> [EXERCISE BRIEF] Every line of the records must be repeated exactly; pictures stay out.

•••••

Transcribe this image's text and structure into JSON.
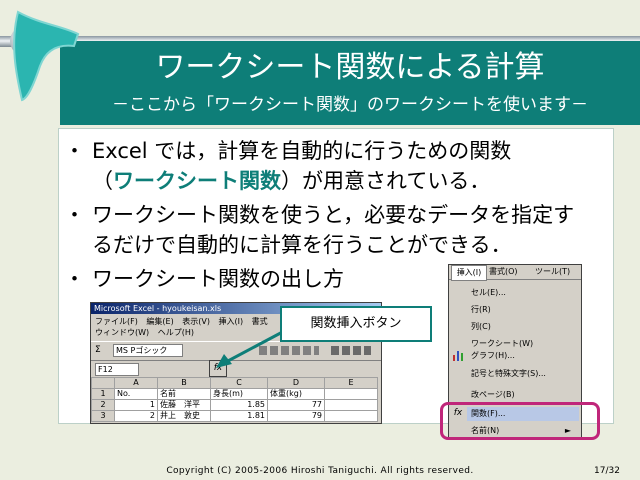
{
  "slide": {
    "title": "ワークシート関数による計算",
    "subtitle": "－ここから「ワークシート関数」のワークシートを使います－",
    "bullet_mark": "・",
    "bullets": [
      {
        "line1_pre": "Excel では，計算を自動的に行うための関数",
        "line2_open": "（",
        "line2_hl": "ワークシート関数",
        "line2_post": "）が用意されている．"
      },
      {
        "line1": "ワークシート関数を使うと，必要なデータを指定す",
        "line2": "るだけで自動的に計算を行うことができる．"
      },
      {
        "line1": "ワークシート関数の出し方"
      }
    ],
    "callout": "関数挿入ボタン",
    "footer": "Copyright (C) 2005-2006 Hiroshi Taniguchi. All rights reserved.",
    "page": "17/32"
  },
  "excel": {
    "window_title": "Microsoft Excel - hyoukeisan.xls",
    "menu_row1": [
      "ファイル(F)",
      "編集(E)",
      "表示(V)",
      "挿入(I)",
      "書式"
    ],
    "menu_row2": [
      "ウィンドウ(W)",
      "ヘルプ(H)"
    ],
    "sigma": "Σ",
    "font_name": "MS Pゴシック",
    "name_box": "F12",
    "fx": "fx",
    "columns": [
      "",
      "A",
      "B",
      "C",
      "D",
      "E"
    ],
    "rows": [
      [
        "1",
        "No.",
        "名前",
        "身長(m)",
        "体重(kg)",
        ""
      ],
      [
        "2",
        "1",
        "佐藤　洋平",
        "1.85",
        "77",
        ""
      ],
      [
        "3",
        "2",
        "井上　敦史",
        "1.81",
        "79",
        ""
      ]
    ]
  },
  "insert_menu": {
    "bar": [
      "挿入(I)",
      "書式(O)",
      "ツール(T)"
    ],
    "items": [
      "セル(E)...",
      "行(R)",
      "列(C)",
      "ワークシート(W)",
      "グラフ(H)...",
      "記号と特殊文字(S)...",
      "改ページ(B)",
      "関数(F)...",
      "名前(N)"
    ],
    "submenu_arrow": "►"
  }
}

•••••

> [YOUR RESPONSE]
Transcribe this image's text and structure into JSON.
{
  "slide": {
    "title": "ワークシート関数による計算",
    "subtitle": "－ここから「ワークシート関数」のワークシートを使います－",
    "bullet_mark": "・",
    "bullets": [
      {
        "line1_pre": "Excel では，計算を自動的に行うための関数",
        "line2_open": "（",
        "line2_hl": "ワークシート関数",
        "line2_post": "）が用意されている．"
      },
      {
        "line1": "ワークシート関数を使うと，必要なデータを指定す",
        "line2": "るだけで自動的に計算を行うことができる．"
      },
      {
        "line1": "ワークシート関数の出し方"
      }
    ],
    "callout": "関数挿入ボタン",
    "footer": "Copyright (C) 2005-2006 Hiroshi Taniguchi. All rights reserved.",
    "page": "17/32"
  },
  "excel": {
    "window_title": "Microsoft Excel - hyoukeisan.xls",
    "menu_row1": [
      "ファイル(F)",
      "編集(E)",
      "表示(V)",
      "挿入(I)",
      "書式"
    ],
    "menu_row2": [
      "ウィンドウ(W)",
      "ヘルプ(H)"
    ],
    "sigma": "Σ",
    "font_name": "MS Pゴシック",
    "name_box": "F12",
    "fx": "fx",
    "columns": [
      "",
      "A",
      "B",
      "C",
      "D",
      "E"
    ],
    "rows": [
      [
        "1",
        "No.",
        "名前",
        "身長(m)",
        "体重(kg)",
        ""
      ],
      [
        "2",
        "1",
        "佐藤　洋平",
        "1.85",
        "77",
        ""
      ],
      [
        "3",
        "2",
        "井上　敦史",
        "1.81",
        "79",
        ""
      ]
    ]
  },
  "insert_menu": {
    "bar": [
      "挿入(I)",
      "書式(O)",
      "ツール(T)"
    ],
    "items": [
      "セル(E)...",
      "行(R)",
      "列(C)",
      "ワークシート(W)",
      "グラフ(H)...",
      "記号と特殊文字(S)...",
      "改ページ(B)",
      "関数(F)...",
      "名前(N)"
    ],
    "submenu_arrow": "►"
  }
}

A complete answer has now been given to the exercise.